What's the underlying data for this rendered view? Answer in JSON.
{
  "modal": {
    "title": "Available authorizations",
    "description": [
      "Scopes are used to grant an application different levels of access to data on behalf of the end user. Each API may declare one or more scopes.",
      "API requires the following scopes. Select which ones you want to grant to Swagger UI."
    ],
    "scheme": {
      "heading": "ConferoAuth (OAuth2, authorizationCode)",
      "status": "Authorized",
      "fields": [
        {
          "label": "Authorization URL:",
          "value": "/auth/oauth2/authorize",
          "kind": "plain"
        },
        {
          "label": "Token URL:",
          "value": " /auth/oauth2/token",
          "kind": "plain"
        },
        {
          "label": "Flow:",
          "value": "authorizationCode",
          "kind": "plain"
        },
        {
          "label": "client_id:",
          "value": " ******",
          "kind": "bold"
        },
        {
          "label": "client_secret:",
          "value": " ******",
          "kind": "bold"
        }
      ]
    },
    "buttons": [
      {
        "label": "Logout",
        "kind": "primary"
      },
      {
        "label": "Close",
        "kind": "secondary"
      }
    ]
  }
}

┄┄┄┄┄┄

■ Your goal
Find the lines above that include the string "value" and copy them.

■ Reply to the exercise
          "value": "/auth/oauth2/authorize",
          "value": " /auth/oauth2/token",
          "value": "authorizationCode",
          "value": " ******",
          "value": " ******",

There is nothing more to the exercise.